My only regret is that one single goose has been illusive to the entire class last night. No one could get their hands on one and our ‘Braised Goose Vendee Style’ became ‘Duck Vendree’! If anyone can help us out with a goose, our French cooking world would be complete.

Au Revoir,

Best Wishes, Therese

copyright@2011 Therese Waddell


Awaken to my La Vie En Rose Quilt

Posted in French Music, French Quilts, Therese Waddell's Quilts with tags , , , , on June 8, 2011 by Therese Waddell

Bonjour everyone,

‘La Vie en Rose’ is one of my favourite French films and the signature song of the legendary singer Edith Piaf, whose real name was Edith Giovanna Gassion. The film is the incredible journey of her life and rise to fame, told with great sensitivity by Marion Cotillard.

It was the first French film to win more than one Oscar award- one for Marion’s Make Up artists, responsible for transforming Cotillard into Piaf’s double with sheer brilliance, the other for Cotillard as the superb Best Actress. Edith Piaf”s spirit comes to life within Cotillard’s delicate skeleton and Edith’s dynamic voice is behind her impeccable lip synching.

I have always been inspired by Piaf. I feel her story needs to be heard.

She was born in Paris in 1915 but spent a sickly childhood in a brothel, having been abandoned by her parents- her father, a French circus acrobat who later disappeared into the French Army and a mother, an Italian singer.

As a little girl, Piaf fought many battles, one was temporary blindness but her singing talent was undeniable even then. She earned money by singing on the streets of Paris like a million others- afterall, this was Hemingway’s Paris! A time when artists and musicians were all desperately seeking fame. (Gertrude Stein used the name, “Lost Generation” to describe them at the time.)  It wasn’t long before the talented Piaf was discovered by a night club owner.

However, tragedy and popularity went hand in hand for Piaf. By 16 she had married and had a baby girl who died at two of meningitis which broke her heart.

Not long afterwards, her popularity escalated on the stage as she became the main attraction at Paris music halls, cabarets and radio stations before touring internationally with soaring fame. During this time, Edith Piaf showed such strength of character and remained fiercely passionate about her beloved country. She defiantly supported the work of Jewish musicians during the Paris occupation by Nazi Germany and she worked tirelessly for French prisoners of war.
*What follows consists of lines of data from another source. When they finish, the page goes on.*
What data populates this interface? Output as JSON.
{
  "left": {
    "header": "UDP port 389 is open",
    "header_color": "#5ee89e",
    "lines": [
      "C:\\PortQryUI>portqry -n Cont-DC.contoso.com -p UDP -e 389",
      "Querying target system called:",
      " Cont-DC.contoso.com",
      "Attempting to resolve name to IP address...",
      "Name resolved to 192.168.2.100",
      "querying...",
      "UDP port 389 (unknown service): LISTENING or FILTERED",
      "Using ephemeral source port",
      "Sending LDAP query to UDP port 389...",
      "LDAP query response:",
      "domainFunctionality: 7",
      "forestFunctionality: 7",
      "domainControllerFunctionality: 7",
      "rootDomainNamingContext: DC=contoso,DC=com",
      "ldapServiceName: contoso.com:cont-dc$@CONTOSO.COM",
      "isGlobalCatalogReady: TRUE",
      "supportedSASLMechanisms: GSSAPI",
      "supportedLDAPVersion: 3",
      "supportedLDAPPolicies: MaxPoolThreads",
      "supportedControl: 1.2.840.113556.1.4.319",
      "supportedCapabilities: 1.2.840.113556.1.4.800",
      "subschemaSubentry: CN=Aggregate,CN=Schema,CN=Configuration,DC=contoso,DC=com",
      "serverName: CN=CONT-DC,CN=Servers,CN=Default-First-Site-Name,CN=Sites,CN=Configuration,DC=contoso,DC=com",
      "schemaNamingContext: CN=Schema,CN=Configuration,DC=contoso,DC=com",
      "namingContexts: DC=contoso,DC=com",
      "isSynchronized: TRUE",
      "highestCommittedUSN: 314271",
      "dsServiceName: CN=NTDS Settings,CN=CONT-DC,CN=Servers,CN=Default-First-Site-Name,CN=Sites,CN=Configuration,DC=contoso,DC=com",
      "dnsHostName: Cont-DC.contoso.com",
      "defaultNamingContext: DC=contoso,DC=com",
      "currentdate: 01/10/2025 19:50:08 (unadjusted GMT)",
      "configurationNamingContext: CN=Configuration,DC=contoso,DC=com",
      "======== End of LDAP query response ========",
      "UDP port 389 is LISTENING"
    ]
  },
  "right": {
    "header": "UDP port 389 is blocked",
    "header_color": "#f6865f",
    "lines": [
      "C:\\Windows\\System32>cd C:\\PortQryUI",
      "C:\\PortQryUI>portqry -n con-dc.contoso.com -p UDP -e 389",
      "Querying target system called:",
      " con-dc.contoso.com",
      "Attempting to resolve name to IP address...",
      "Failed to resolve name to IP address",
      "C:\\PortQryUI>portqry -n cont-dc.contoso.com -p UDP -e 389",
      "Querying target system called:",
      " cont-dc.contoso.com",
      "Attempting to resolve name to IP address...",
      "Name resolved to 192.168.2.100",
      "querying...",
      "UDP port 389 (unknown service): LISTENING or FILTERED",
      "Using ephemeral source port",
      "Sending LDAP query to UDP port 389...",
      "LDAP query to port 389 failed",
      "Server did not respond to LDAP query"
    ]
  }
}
Finally, the love of her life however was killed in a plane crash which proved too much for her to bear.Her spirit was finally crushed and she sought refuge in morphine and alcohol to which she finally fell addictive.

The French film, ‘La Vie En Rose,’ encapsulates the pure passion of this diminuitive French girl (standing only 4’8in) lovingly referred to as “the little sparrow.” She could belt out songs with such raw emotion and amazing talent that it comes to no surprise to discover that Edith Piaf has been named one of THE voices of the twentienth century. Just take a listen to the final scene of ‘La Vie en Rose’…

Her rise to stardom as a world class  performer from an origin so gloomy is captivating. She reminds us that anything in life is possible as long as you have the passion. My french awakening to Piaf inspired me to design a quilt in her honor and I hope she would approve in some small way.

My quilt pattern and color choice is bold and of course, in shades of pink! Why? Because using supremely bold floral fabrics and dazzling stripes in shades of pink and cherry red, serve to emphasise the translation of “La Vie En Rose” which means “To See Life In Pink.

Take a look…

I love her voice. I believe in the motto. Optimism rules.

If you would like to buy the quilt pattern go to

Au Revoir,

Best Wishes, Therese Waddell

copyright@ Therese Waddell 2011